The higher the temperature, the greater the fraction of surface molecules that will have this amount of energy and the greater the rate of evaporation. Further, at any given temperature, in a liquid whose molecules are held together by weak intermolecular bonds, a relatively larger fraction of the surface molecules will have sufficient kinetic energy to overcome those bonds than in a liquid whose molecules are held together by strong intermolecular bonds. As the liquid evaporates, gas begins to accumulate in the empty volume above the liquid, and this gas exerts a pressure against the walls of the container.
As more liquid evaporates, the pressure increases. Recall from the ideal gas law that the pressure is determined by the volume, temperature, and number of moles of gas present. These weak forces lead to low cohesion.
On the other end of the cohesion spectrumconsider a dewdrop on a leaf in the early morning Figure 6. How can such a thing exist if, as explained earlier, liquids flow and take the shape of the container holding them? As described above and in the Water module, water molecules are held together by strong hydrogen bonds. These strong forces lead to high cohesion: The water molecules interact with each other more strongly than they interact with the air or the leaf itself.
Dew drops on a leaf. Surface tension results from the strong cohesive forces of some liquids. These forces are strong enough to be maintained even when they experience external forces like the gravity of an insect walking across its surface.
The water strider Gerris remigisa common water-walking insect. Remember that, in contrast, cohesion is the tendency of a compound to interact with itself.Vapor pressure - States of matter and intermolecular forces - Chemistry - Khan Academy
Adhesion helps explain how liquids interact with their containers and with other liquids. One example of an interaction with high adhesion is that between water and glass. Both water and glass are held together by polar bonds.

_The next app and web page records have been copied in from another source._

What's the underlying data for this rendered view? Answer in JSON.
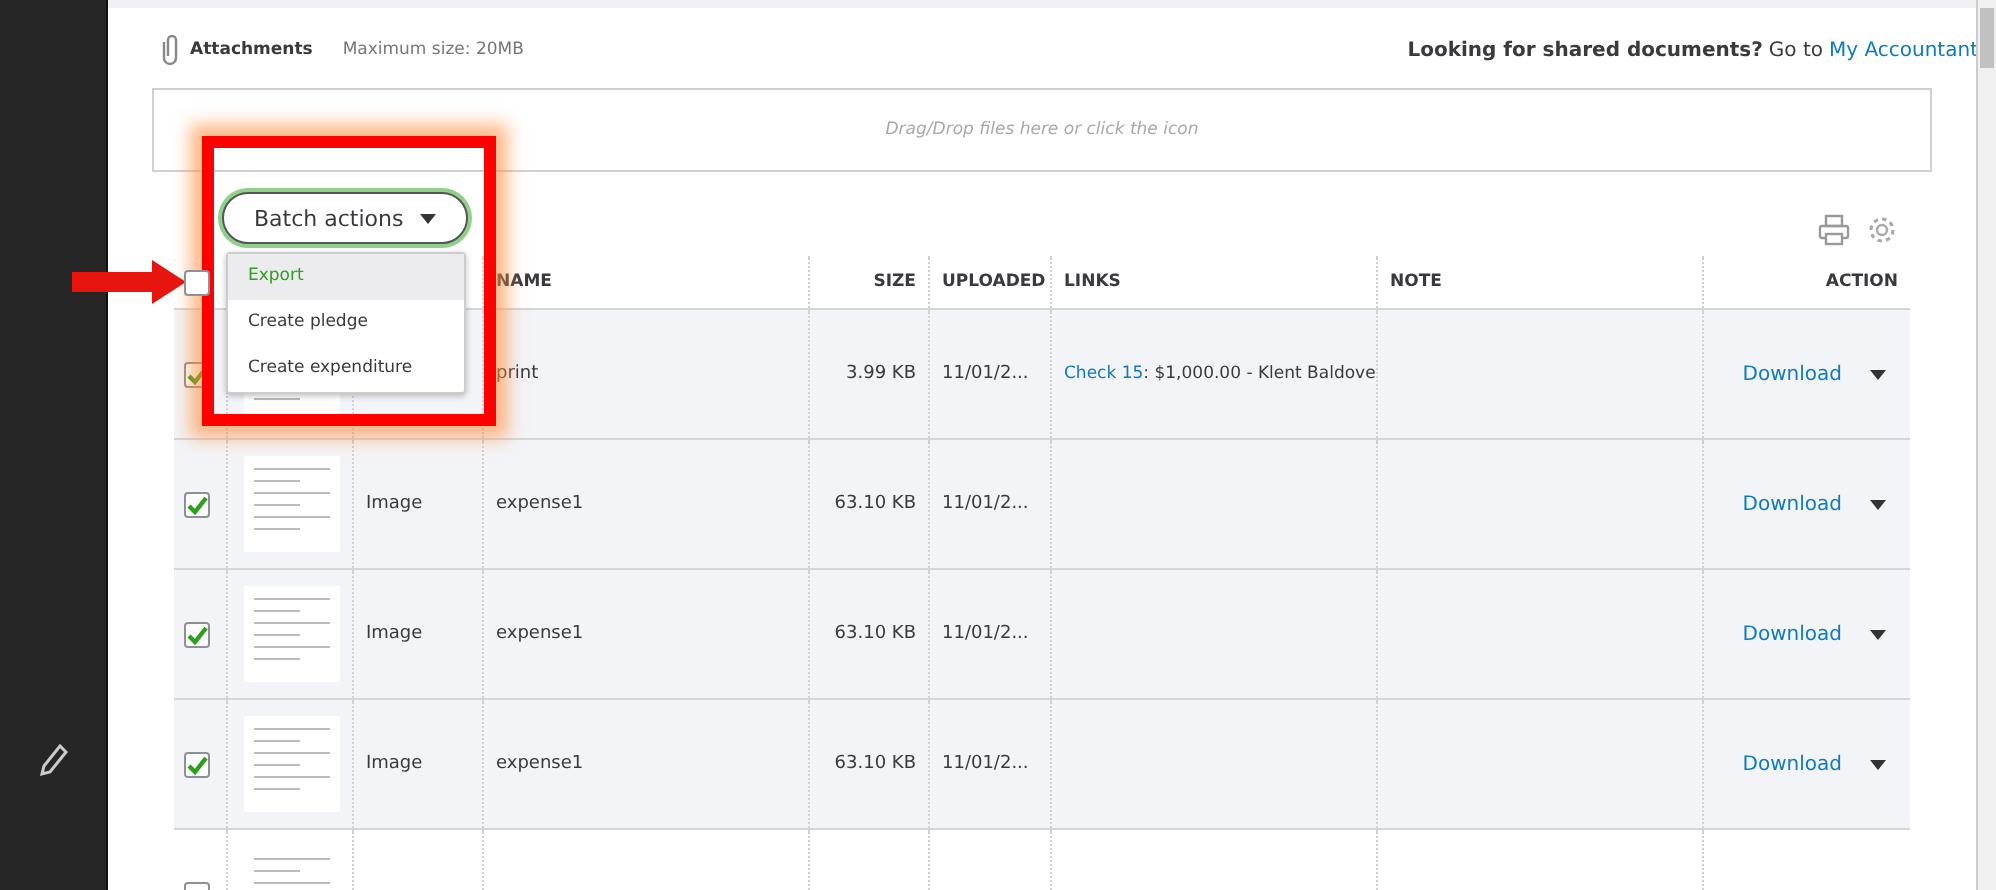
{
  "attachments": {
    "title": "Attachments",
    "max_size": "Maximum size: 20MB",
    "shared_prompt": "Looking for shared documents?",
    "go_to": "Go to",
    "link": "My Accountant"
  },
  "dropzone": {
    "hint": "Drag/Drop files here or click the icon"
  },
  "batch_actions": {
    "label": "Batch actions",
    "expanded": true,
    "menu": [
      {
        "label": "Export",
        "selected": true
      },
      {
        "label": "Create pledge",
        "selected": false
      },
      {
        "label": "Create expenditure",
        "selected": false
      }
    ]
  },
  "table": {
    "select_all_checked": false,
    "columns": [
      "NAME",
      "SIZE",
      "UPLOADED",
      "LINKS",
      "NOTE",
      "ACTION"
    ],
    "rows": [
      {
        "checked": true,
        "name": "print",
        "size": "3.99 KB",
        "uploaded": "11/01/2...",
        "link": "Check 15",
        "link_rest": ": $1,000.00 - Klent Baldove",
        "action": "Download"
      },
      {
        "checked": true,
        "type": "Image",
        "name": "expense1",
        "size": "63.10 KB",
        "uploaded": "11/01/2...",
        "action": "Download"
      },
      {
        "checked": true,
        "type": "Image",
        "name": "expense1",
        "size": "63.10 KB",
        "uploaded": "11/01/2...",
        "action": "Download"
      },
      {
        "checked": true,
        "type": "Image",
        "name": "expense1",
        "size": "63.10 KB",
        "uploaded": "11/01/2...",
        "action": "Download"
      },
      {
        "checked": false
      }
    ]
  },
  "annotations": {
    "highlight_frame": true,
    "arrow": true
  }
}
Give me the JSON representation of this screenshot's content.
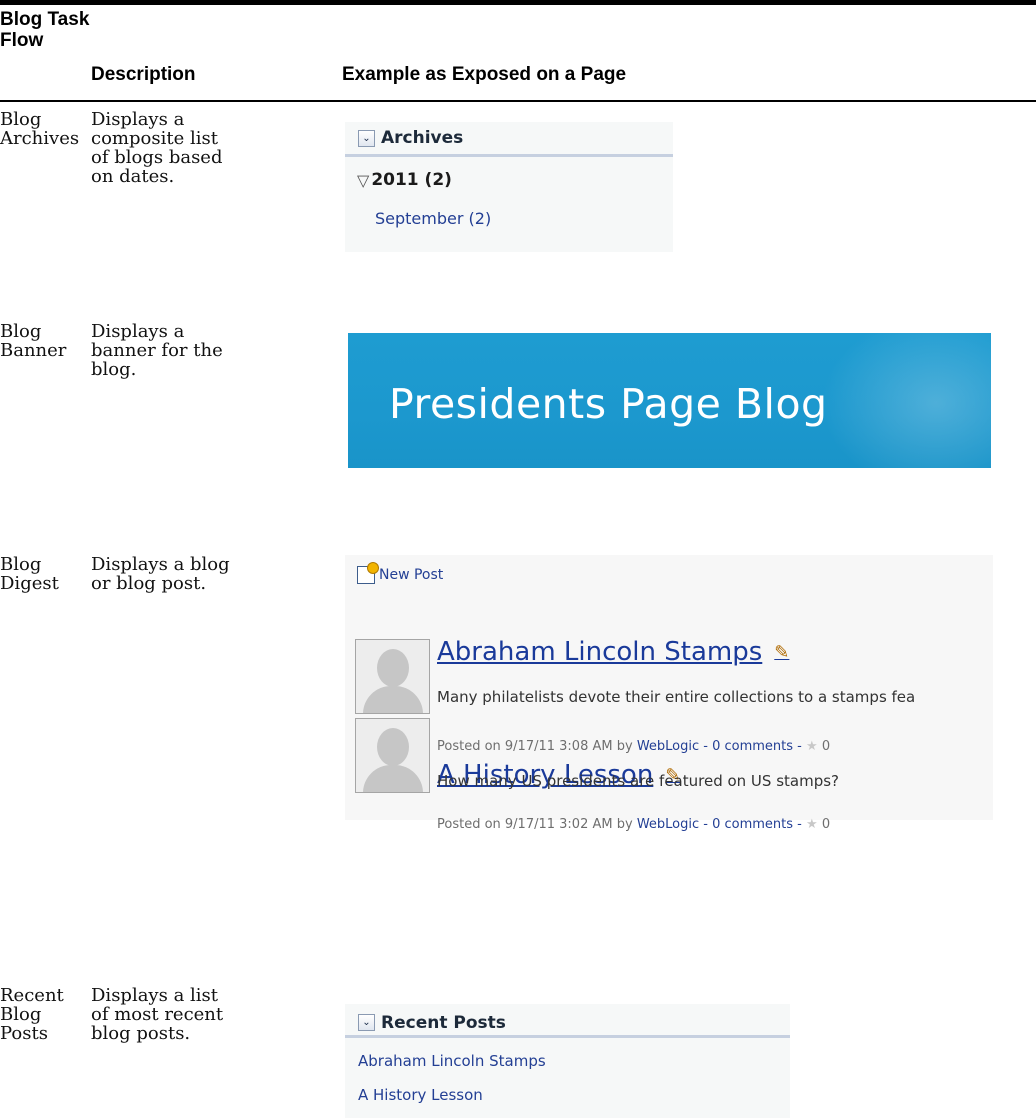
{
  "table": {
    "headers": {
      "col1": "Blog Task Flow",
      "col2": "Description",
      "col3": "Example as Exposed on a Page"
    },
    "rows": [
      {
        "task_flow": "Blog Archives",
        "description": "Displays a composite list of blogs based on dates."
      },
      {
        "task_flow": "Blog Banner",
        "description": "Displays a banner for the blog."
      },
      {
        "task_flow": "Blog Digest",
        "description": "Displays a blog or blog post."
      },
      {
        "task_flow": "Recent Blog Posts",
        "description": "Displays a list of most recent blog posts."
      }
    ]
  },
  "archives_widget": {
    "title": "Archives",
    "collapse_icon": "chevron-down-icon",
    "year_label": "2011 (2)",
    "month_link": "September (2)"
  },
  "banner": {
    "title": "Presidents Page Blog",
    "color": "#1e9cd1"
  },
  "digest": {
    "new_post_label": "New Post",
    "posts": [
      {
        "title": "Abraham Lincoln Stamps",
        "excerpt": "Many philatelists devote their entire collections to a stamps fea",
        "posted_prefix": "Posted on 9/17/11 3:08 AM by",
        "author": "WebLogic",
        "comments": "- 0 comments -",
        "rating": "0"
      },
      {
        "title": "A History Lesson",
        "excerpt": "How many US presidents are featured on US stamps?",
        "posted_prefix": "Posted on 9/17/11 3:02 AM by",
        "author": "WebLogic",
        "comments": "- 0 comments -",
        "rating": "0"
      }
    ]
  },
  "recent_widget": {
    "title": "Recent Posts",
    "items": [
      "Abraham Lincoln Stamps",
      "A History Lesson"
    ]
  },
  "colors": {
    "link": "#233f94",
    "widget_rule": "#c6d0e0"
  }
}
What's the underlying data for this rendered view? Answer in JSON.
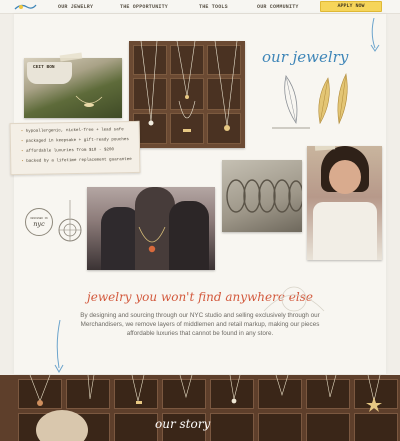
{
  "nav": {
    "items": [
      "OUR JEWELRY",
      "THE OPPORTUNITY",
      "THE TOOLS",
      "OUR COMMUNITY"
    ],
    "apply_label": "APPLY NOW"
  },
  "hero": {
    "bowl_label": "CEIT BON",
    "heading": "our jewelry"
  },
  "features": [
    "hypoallergenic, nickel-free + lead safe",
    "packaged in keepsake + gift-ready pouches",
    "affordable luxuries from $18 - $200",
    "backed by a lifetime replacement guarantee"
  ],
  "badge": {
    "top": "DESIGNED IN",
    "city": "nyc"
  },
  "tagline": "jewelry you won't find anywhere else",
  "description": "By designing and sourcing through our NYC studio and selling exclusively through our Merchandisers, we remove layers of middlemen and retail markup, making our pieces affordable luxuries that cannot be found in any store.",
  "story": {
    "title": "our story"
  },
  "colors": {
    "accent_blue": "#3f86b8",
    "accent_red": "#d35a3e",
    "apply_bg": "#f6d55a",
    "wood": "#5e3f2b"
  },
  "icons": [
    "logo-icon",
    "arrow-down-icon",
    "feather-earring-icon",
    "necklace-icon",
    "compass-icon"
  ]
}
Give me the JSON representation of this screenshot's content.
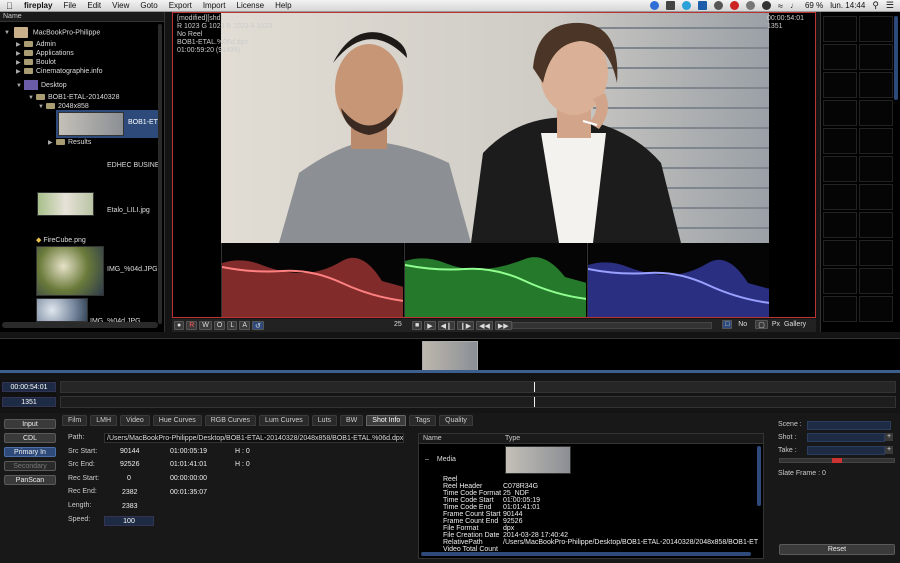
{
  "menubar": {
    "app_name": "fireplay",
    "items": [
      "File",
      "Edit",
      "View",
      "Goto",
      "Export",
      "Import",
      "License",
      "Help"
    ],
    "battery": "69 %",
    "clock": "lun. 14:44"
  },
  "browser": {
    "header": "Name",
    "root": "MacBookPro-Philippe",
    "folders": [
      "Admin",
      "Applications",
      "Boulot",
      "Cinematographie.info"
    ],
    "desktop": "Desktop",
    "project": "BOB1-ETAL-20140328",
    "resolution": "2048x858",
    "clip": "BOB1-ET",
    "results": "Results",
    "files": {
      "edhec": "EDHEC BUSINE",
      "etalo": "Etalo_LILI.jpg",
      "firecube": "FireCube.png",
      "img1": "IMG_%04d.JPG",
      "img2": "IMG_%04d.JPG"
    }
  },
  "viewer": {
    "overlay_top_left": "[modified][shd]\nR 1023 G 1023 B 1023 A 1023\nNo Reel\nBOB1-ETAL.%06d.dpx\n01:00:59:20 (91495)",
    "overlay_top_right": "00:00:54:01\n1351"
  },
  "viewer_toolbar": {
    "modes": [
      "W",
      "O",
      "L",
      "A"
    ],
    "fps": "25",
    "zoom_label": "No",
    "px_label": "Px",
    "gallery_label": "Gallery"
  },
  "timeline": {
    "timecode": "00:00:54:01",
    "frame": "1351"
  },
  "left_buttons": [
    "Input",
    "CDL",
    "Primary In",
    "Secondary",
    "PanScan"
  ],
  "tabs": [
    "Film",
    "LMH",
    "Video",
    "Hue Curves",
    "RGB Curves",
    "Lum Curves",
    "Luts",
    "BW",
    "Shot Info",
    "Tags",
    "Quality"
  ],
  "active_tab": "Shot Info",
  "shot_info": {
    "path_label": "Path:",
    "path_value": "/Users/MacBookPro-Philippe/Desktop/BOB1-ETAL-20140328/2048x858/BOB1-ETAL.%06d.dpx",
    "src_start_label": "Src Start:",
    "src_start_frame": "90144",
    "src_start_tc": "01:00:05:19",
    "src_start_h": "H : 0",
    "src_end_label": "Src End:",
    "src_end_frame": "92526",
    "src_end_tc": "01:01:41:01",
    "src_end_h": "H : 0",
    "rec_start_label": "Rec Start:",
    "rec_start_frame": "0",
    "rec_start_tc": "00:00:00:00",
    "rec_end_label": "Rec End:",
    "rec_end_frame": "2382",
    "rec_end_tc": "00:01:35:07",
    "length_label": "Length:",
    "length_value": "2383",
    "speed_label": "Speed:",
    "speed_value": "100"
  },
  "metadata": {
    "col_name": "Name",
    "col_type": "Type",
    "group": "Media",
    "rows": [
      {
        "k": "Reel",
        "v": ""
      },
      {
        "k": "Reel Header",
        "v": "C078R34G"
      },
      {
        "k": "Time Code Format",
        "v": "25_NDF"
      },
      {
        "k": "Time Code Start",
        "v": "01:00:05:19"
      },
      {
        "k": "Time Code End",
        "v": "01:01:41:01"
      },
      {
        "k": "Frame Count Start",
        "v": "90144"
      },
      {
        "k": "Frame Count End",
        "v": "92526"
      },
      {
        "k": "File Format",
        "v": "dpx"
      },
      {
        "k": "File Creation Date",
        "v": "2014-03-28 17:40:42"
      },
      {
        "k": "RelativePath",
        "v": "/Users/MacBookPro-Philippe/Desktop/BOB1-ETAL-20140328/2048x858/BOB1-ET"
      },
      {
        "k": "Video Total Count",
        "v": ""
      }
    ]
  },
  "scene_panel": {
    "scene_label": "Scene :",
    "shot_label": "Shot :",
    "take_label": "Take :",
    "slate_label": "Slate Frame : 0",
    "reset_label": "Reset",
    "plus": "+"
  },
  "colors": {
    "accent": "#2d4a7a",
    "viewer_border": "#bb3333"
  }
}
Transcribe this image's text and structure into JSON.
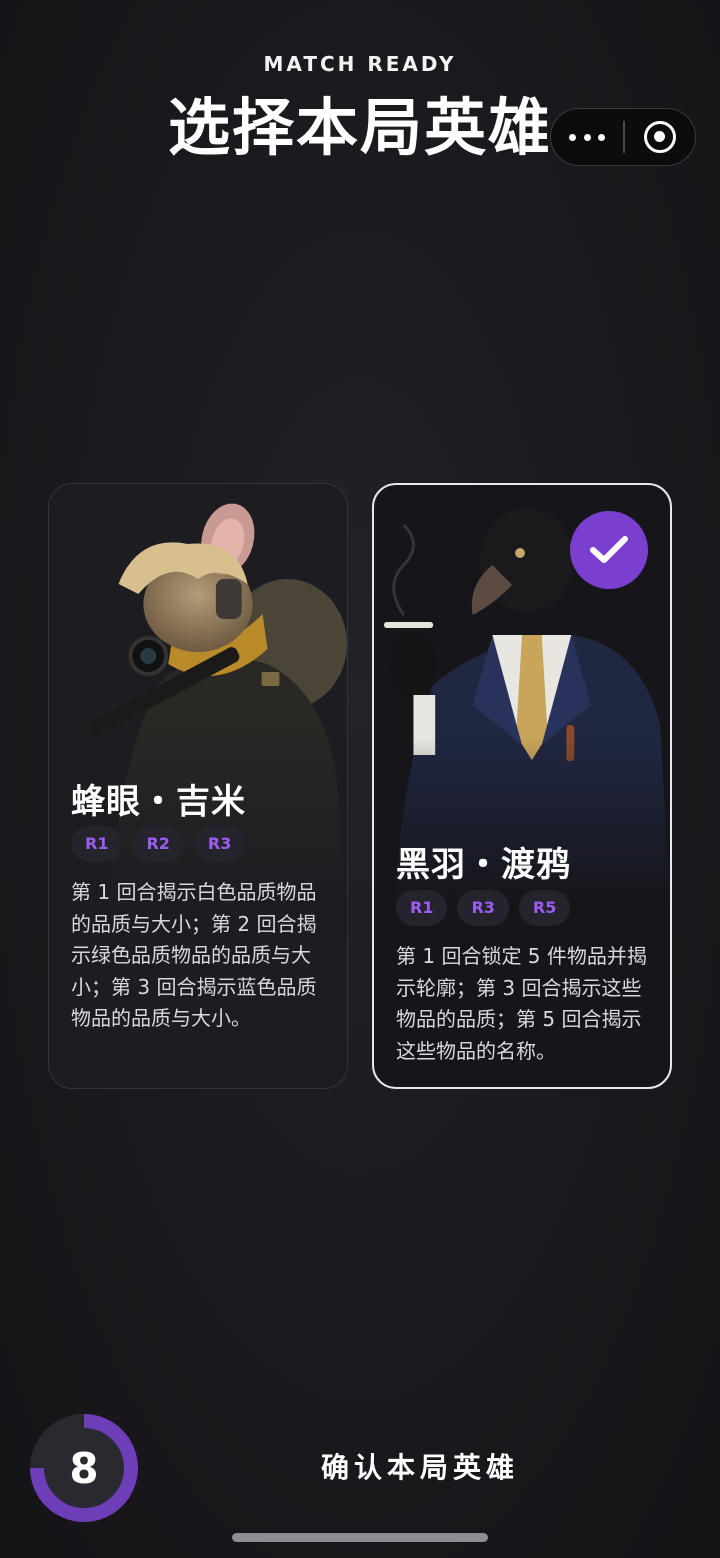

Therefore, the two materials can also form favorable polar interactions with each other, leading to high adhesion. You may have even seen these attractive adhesive forces in action in lab. When water is in a glass graduated cylinder, for example, the water creeps up the sides of the glass, creating a concave curve at the top called a meniscus, as shown in the figure below.
Water in graduated cylinders made out of some types of non-polar plastic, on the other hand, forms a flat meniscus because there are neither attractive nor repellant cohesive forces between the water and the plastic.
See Figure 8 for a comparison of polar and non-polar graduated cylinders.
Lesson 2: Intermolecular Bonds
In graduated cylinder A, made of glass, the meniscus is concave; in cylinder B, made of plastic, the meniscus is flat. Viscosity At the beginning of the module, we said that one of the defining features of liquids is their ability to flow. But among liquids there is a huge range in how easily this happens. Consider the ease with which you can pour yourself a glass of water, as compared to the relative challenge of pouring thick, slow-moving motor oil into an engine.
The difference is their viscosityor resistance to flow. Motor oil is quite viscous ; water, not so much. Remember, water molecules form strong hydrogen bonds with each other. Pentane, on the other hand, made up of just hydrogen and carbon atoms, is nonpolar, so the only types of intermolecular forces it can form are the relatively weak London dispersion forces.
The weaker intermolecular forces mean that the molecules can more easily move past each other, or flow — hence, lower viscosity.